Task objective
The finished copy must match the records exactly, except that it contains no pictures.

Source material section start

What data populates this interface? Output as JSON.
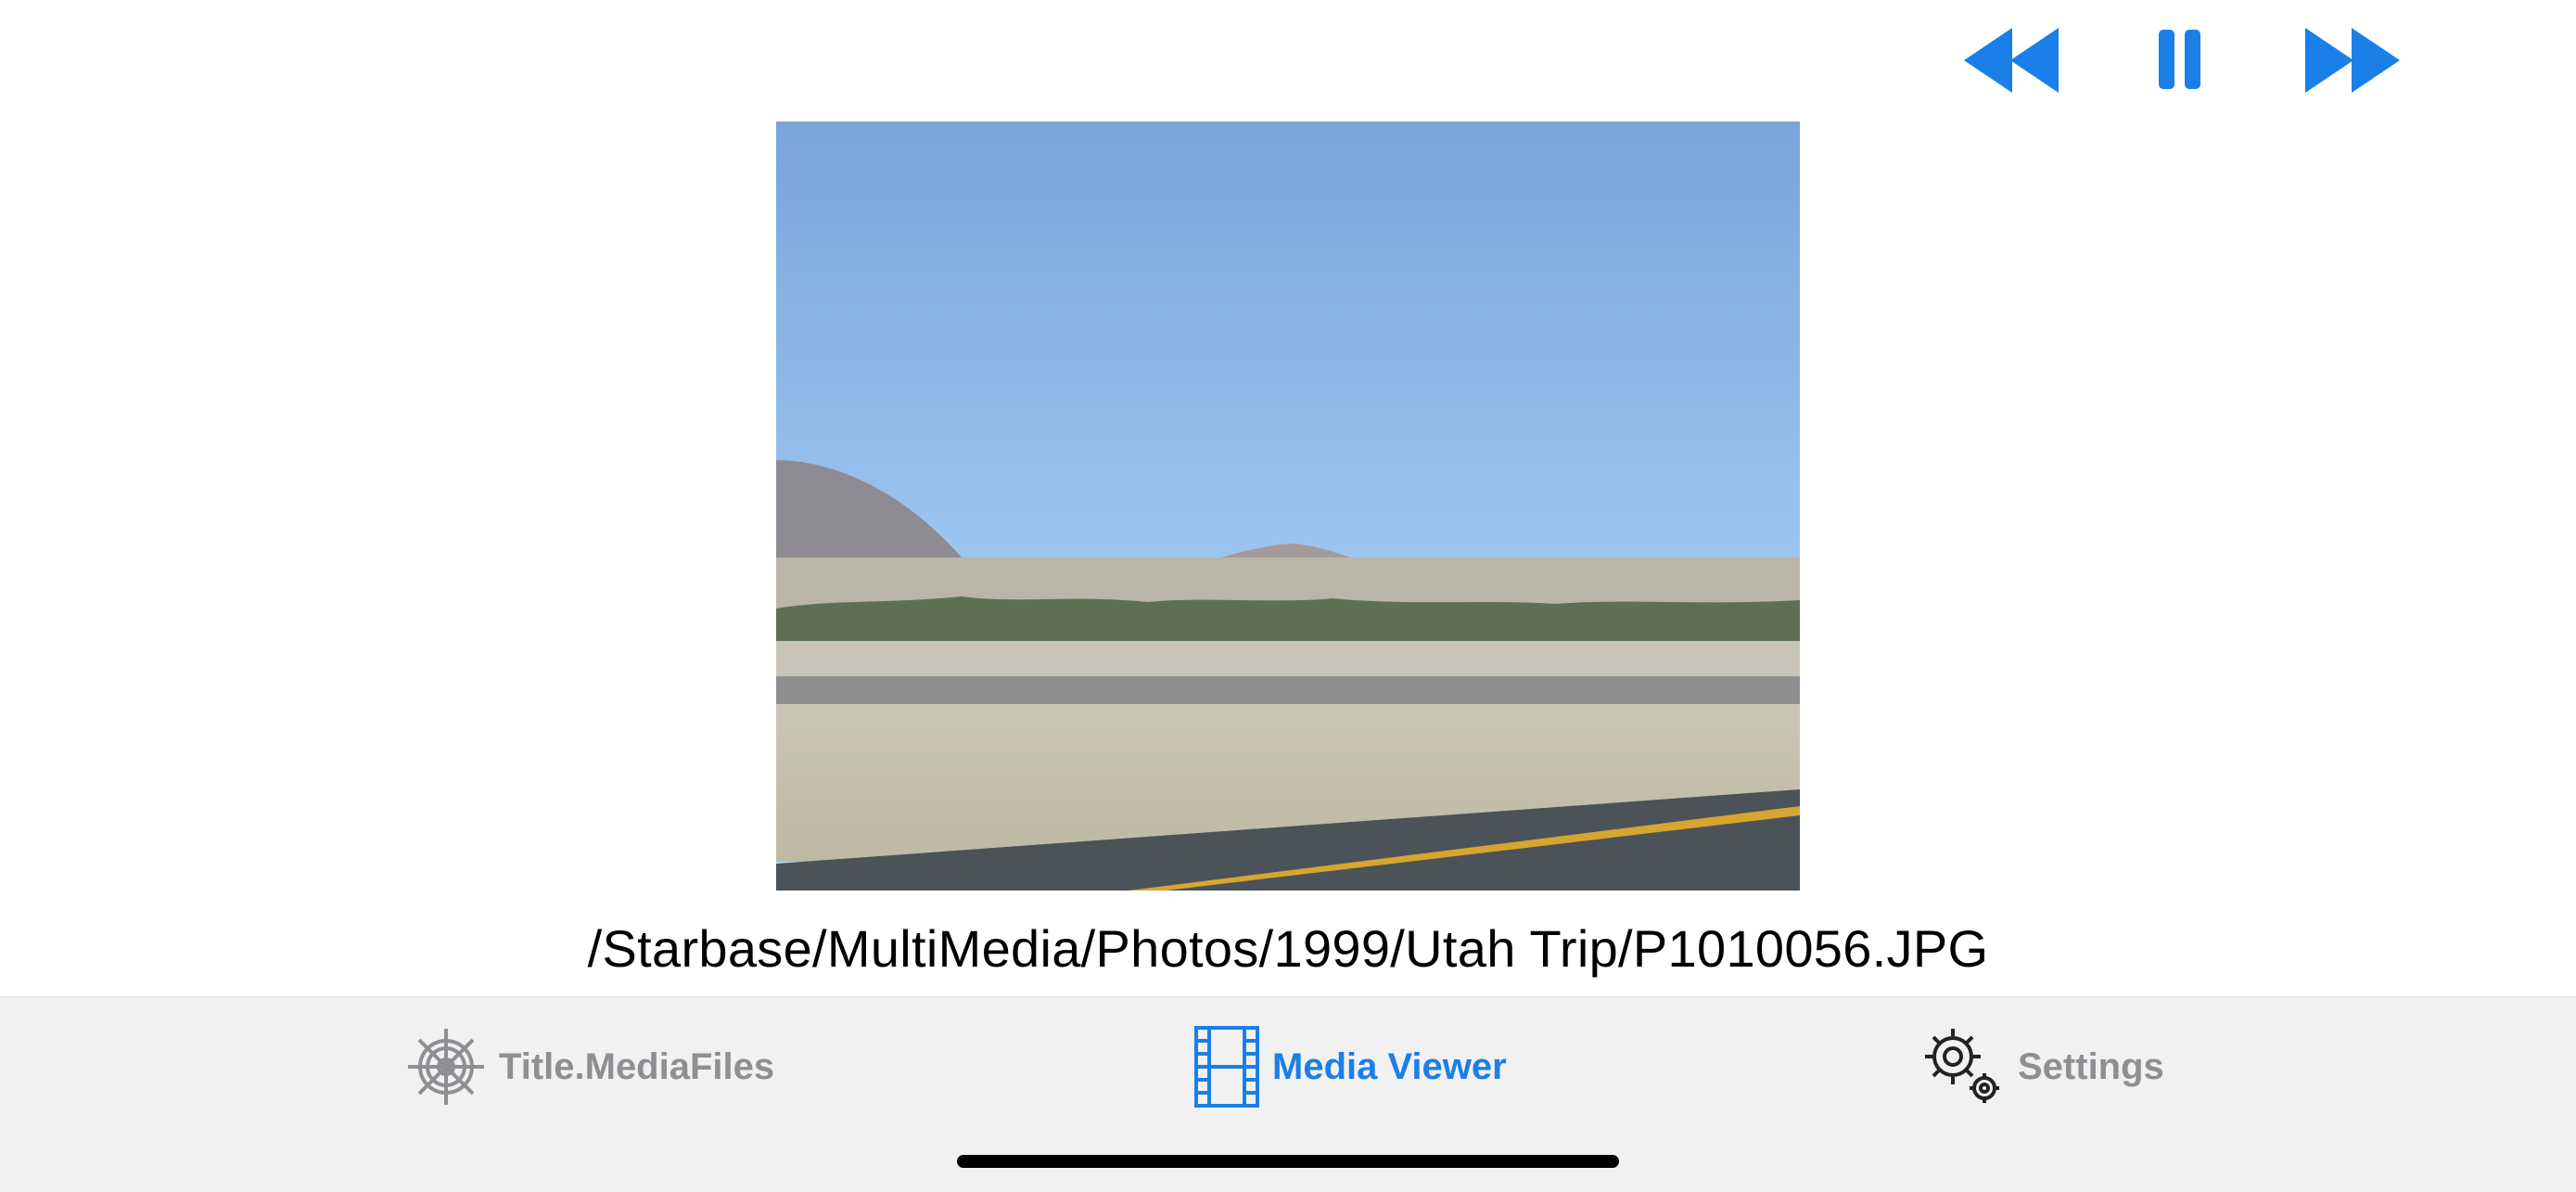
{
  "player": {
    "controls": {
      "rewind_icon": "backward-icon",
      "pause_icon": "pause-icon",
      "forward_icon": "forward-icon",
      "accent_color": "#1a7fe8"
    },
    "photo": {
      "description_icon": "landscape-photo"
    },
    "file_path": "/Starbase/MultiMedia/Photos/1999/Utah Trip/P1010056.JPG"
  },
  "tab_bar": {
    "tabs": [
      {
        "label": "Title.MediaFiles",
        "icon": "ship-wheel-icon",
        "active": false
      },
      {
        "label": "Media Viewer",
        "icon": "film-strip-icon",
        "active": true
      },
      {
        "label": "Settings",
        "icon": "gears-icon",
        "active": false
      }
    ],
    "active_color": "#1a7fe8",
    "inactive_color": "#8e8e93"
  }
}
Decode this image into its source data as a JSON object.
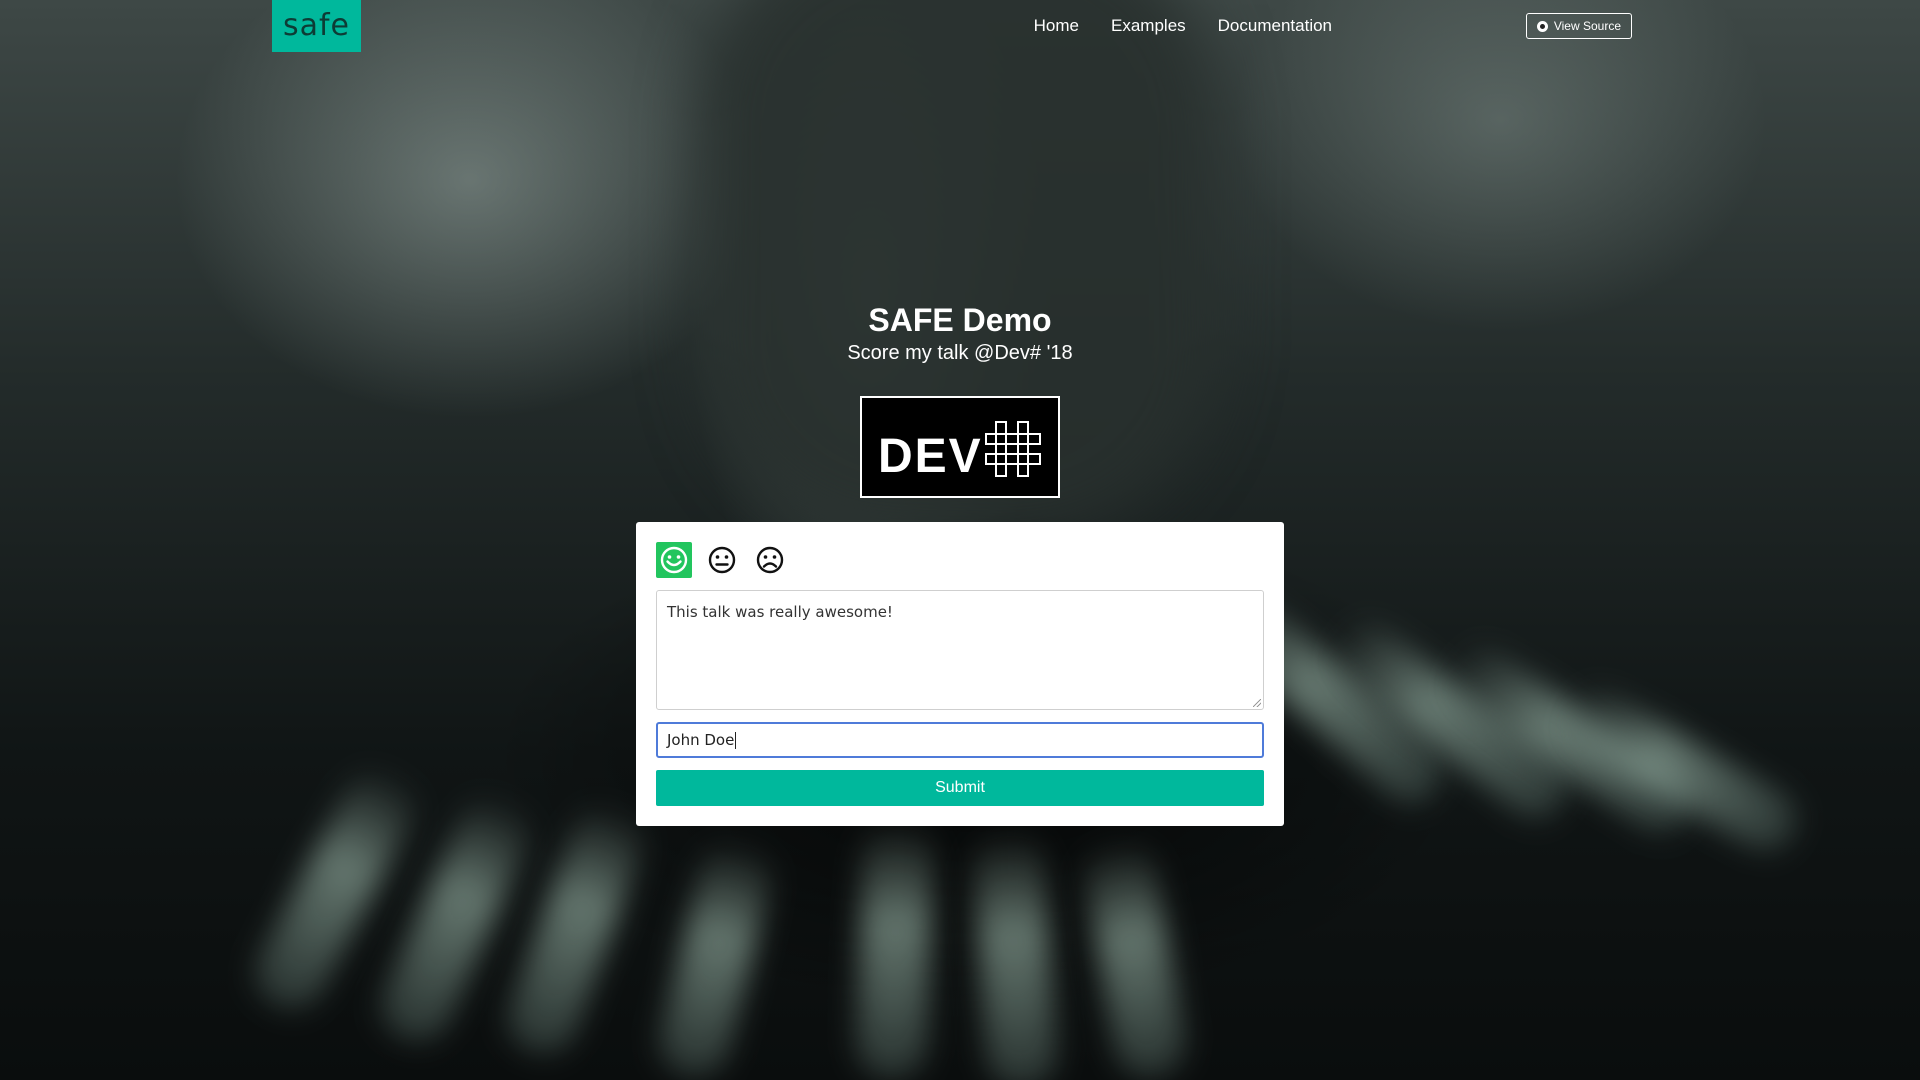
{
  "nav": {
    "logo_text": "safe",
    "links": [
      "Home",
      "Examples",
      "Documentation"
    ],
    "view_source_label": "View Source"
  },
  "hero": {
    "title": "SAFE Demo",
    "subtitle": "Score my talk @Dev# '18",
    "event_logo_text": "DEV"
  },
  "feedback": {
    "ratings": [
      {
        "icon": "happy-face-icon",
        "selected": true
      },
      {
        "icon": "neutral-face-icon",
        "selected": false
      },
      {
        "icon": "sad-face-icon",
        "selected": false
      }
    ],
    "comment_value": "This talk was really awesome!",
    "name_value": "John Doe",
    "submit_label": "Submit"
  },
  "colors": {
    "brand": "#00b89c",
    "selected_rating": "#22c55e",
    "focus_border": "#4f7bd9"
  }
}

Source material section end

Result
What data populates this interface? Output as JSON.
{
  "player": {
    "controls": {
      "rewind_icon": "backward-icon",
      "pause_icon": "pause-icon",
      "forward_icon": "forward-icon",
      "accent_color": "#1a7fe8"
    },
    "photo": {
      "description_icon": "landscape-photo"
    },
    "file_path": "/Starbase/MultiMedia/Photos/1999/Utah Trip/P1010056.JPG"
  },
  "tab_bar": {
    "tabs": [
      {
        "label": "Title.MediaFiles",
        "icon": "ship-wheel-icon",
        "active": false
      },
      {
        "label": "Media Viewer",
        "icon": "film-strip-icon",
        "active": true
      },
      {
        "label": "Settings",
        "icon": "gears-icon",
        "active": false
      }
    ],
    "active_color": "#1a7fe8",
    "inactive_color": "#8e8e93"
  }
}
Decode this image into its source data as a JSON object.
{
  "nav": {
    "logo_text": "safe",
    "links": [
      "Home",
      "Examples",
      "Documentation"
    ],
    "view_source_label": "View Source"
  },
  "hero": {
    "title": "SAFE Demo",
    "subtitle": "Score my talk @Dev# '18",
    "event_logo_text": "DEV"
  },
  "feedback": {
    "ratings": [
      {
        "icon": "happy-face-icon",
        "selected": true
      },
      {
        "icon": "neutral-face-icon",
        "selected": false
      },
      {
        "icon": "sad-face-icon",
        "selected": false
      }
    ],
    "comment_value": "This talk was really awesome!",
    "name_value": "John Doe",
    "submit_label": "Submit"
  },
  "colors": {
    "brand": "#00b89c",
    "selected_rating": "#22c55e",
    "focus_border": "#4f7bd9"
  }
}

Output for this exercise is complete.